Excerpts from a dataset
:::::

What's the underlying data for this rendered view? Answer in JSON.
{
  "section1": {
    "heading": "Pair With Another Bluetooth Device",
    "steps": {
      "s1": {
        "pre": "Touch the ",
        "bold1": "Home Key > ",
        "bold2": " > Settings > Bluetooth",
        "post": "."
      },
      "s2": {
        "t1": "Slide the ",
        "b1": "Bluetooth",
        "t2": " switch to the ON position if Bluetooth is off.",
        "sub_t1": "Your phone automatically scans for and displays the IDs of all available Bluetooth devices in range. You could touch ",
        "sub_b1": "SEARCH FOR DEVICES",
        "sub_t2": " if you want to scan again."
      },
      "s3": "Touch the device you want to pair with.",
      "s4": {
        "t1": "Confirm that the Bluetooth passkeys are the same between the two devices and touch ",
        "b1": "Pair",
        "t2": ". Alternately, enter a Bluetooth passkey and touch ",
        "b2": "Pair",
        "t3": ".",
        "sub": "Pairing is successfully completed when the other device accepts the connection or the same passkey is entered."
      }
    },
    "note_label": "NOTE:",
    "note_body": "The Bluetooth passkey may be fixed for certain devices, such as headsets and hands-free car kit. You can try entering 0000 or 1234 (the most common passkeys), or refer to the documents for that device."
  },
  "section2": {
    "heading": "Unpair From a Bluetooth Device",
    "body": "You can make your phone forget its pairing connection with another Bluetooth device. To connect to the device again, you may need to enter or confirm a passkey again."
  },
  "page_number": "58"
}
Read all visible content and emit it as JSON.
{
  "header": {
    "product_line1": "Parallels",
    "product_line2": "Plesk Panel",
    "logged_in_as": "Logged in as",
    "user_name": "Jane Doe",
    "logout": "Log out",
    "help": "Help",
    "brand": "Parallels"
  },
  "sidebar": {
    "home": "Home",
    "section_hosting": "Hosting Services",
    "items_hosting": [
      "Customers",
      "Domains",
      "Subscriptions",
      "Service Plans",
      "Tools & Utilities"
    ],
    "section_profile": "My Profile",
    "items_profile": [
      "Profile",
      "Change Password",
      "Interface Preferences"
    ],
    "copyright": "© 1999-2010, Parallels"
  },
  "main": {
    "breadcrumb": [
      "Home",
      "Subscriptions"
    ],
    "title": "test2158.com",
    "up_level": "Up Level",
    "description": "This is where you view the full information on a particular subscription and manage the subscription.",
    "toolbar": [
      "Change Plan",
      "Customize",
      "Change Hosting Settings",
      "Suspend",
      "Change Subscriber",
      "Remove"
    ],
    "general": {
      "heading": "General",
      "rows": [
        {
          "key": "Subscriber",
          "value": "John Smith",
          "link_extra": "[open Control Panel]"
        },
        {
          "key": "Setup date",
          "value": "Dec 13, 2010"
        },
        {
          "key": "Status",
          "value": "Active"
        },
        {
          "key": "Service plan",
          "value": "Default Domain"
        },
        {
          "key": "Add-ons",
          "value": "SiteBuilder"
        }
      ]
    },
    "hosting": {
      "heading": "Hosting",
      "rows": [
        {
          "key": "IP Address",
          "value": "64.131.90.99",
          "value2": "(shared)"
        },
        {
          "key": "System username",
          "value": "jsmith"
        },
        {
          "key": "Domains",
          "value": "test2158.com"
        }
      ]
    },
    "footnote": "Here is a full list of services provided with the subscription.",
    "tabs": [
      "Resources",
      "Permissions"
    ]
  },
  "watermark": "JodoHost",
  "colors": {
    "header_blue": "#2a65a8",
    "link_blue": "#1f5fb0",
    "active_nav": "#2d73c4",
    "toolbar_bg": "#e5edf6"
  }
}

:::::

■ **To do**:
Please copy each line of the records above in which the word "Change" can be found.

■ **Exercise response**:
      "Change Password",
      "Change Plan",
      "Change Hosting Settings",
      "Change Subscriber",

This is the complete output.